Segment Start: Exercise material
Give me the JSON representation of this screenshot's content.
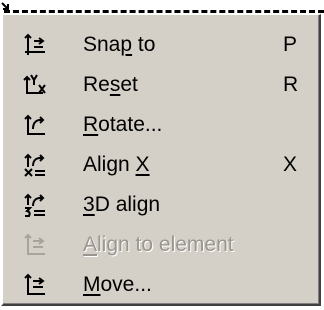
{
  "menu": {
    "items": [
      {
        "name": "snap-to",
        "icon": "snap-to-icon",
        "pre": "Sna",
        "mn": "p",
        "post": " to",
        "accel": "P",
        "enabled": true
      },
      {
        "name": "reset",
        "icon": "reset-axes-icon",
        "pre": "Re",
        "mn": "s",
        "post": "et",
        "accel": "R",
        "enabled": true
      },
      {
        "name": "rotate",
        "icon": "rotate-icon",
        "pre": "",
        "mn": "R",
        "post": "otate...",
        "accel": "",
        "enabled": true
      },
      {
        "name": "align-x",
        "icon": "align-x-icon",
        "pre": "Align ",
        "mn": "X",
        "post": "",
        "accel": "X",
        "enabled": true
      },
      {
        "name": "3d-align",
        "icon": "3d-align-icon",
        "pre": "",
        "mn": "3",
        "post": "D align",
        "accel": "",
        "enabled": true
      },
      {
        "name": "align-to-element",
        "icon": "align-to-element-icon",
        "pre": "",
        "mn": "A",
        "post": "lign to element",
        "accel": "",
        "enabled": false
      },
      {
        "name": "move",
        "icon": "move-icon",
        "pre": "",
        "mn": "M",
        "post": "ove...",
        "accel": "",
        "enabled": true
      }
    ]
  }
}
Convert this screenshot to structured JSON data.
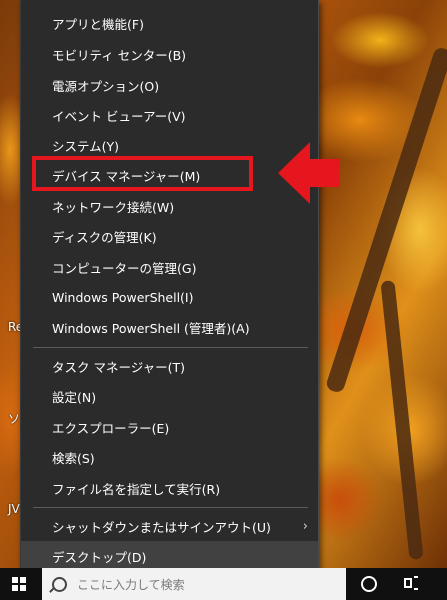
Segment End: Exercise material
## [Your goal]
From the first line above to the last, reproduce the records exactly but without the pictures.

## [Exercise answer]
Give me the JSON representation of this screenshot's content.
{
  "menu": {
    "items": [
      {
        "name": "snap-to",
        "icon": "snap-to-icon",
        "pre": "Sna",
        "mn": "p",
        "post": " to",
        "accel": "P",
        "enabled": true
      },
      {
        "name": "reset",
        "icon": "reset-axes-icon",
        "pre": "Re",
        "mn": "s",
        "post": "et",
        "accel": "R",
        "enabled": true
      },
      {
        "name": "rotate",
        "icon": "rotate-icon",
        "pre": "",
        "mn": "R",
        "post": "otate...",
        "accel": "",
        "enabled": true
      },
      {
        "name": "align-x",
        "icon": "align-x-icon",
        "pre": "Align ",
        "mn": "X",
        "post": "",
        "accel": "X",
        "enabled": true
      },
      {
        "name": "3d-align",
        "icon": "3d-align-icon",
        "pre": "",
        "mn": "3",
        "post": "D align",
        "accel": "",
        "enabled": true
      },
      {
        "name": "align-to-element",
        "icon": "align-to-element-icon",
        "pre": "",
        "mn": "A",
        "post": "lign to element",
        "accel": "",
        "enabled": false
      },
      {
        "name": "move",
        "icon": "move-icon",
        "pre": "",
        "mn": "M",
        "post": "ove...",
        "accel": "",
        "enabled": true
      }
    ]
  }
}
Convert this screenshot to structured JSON data.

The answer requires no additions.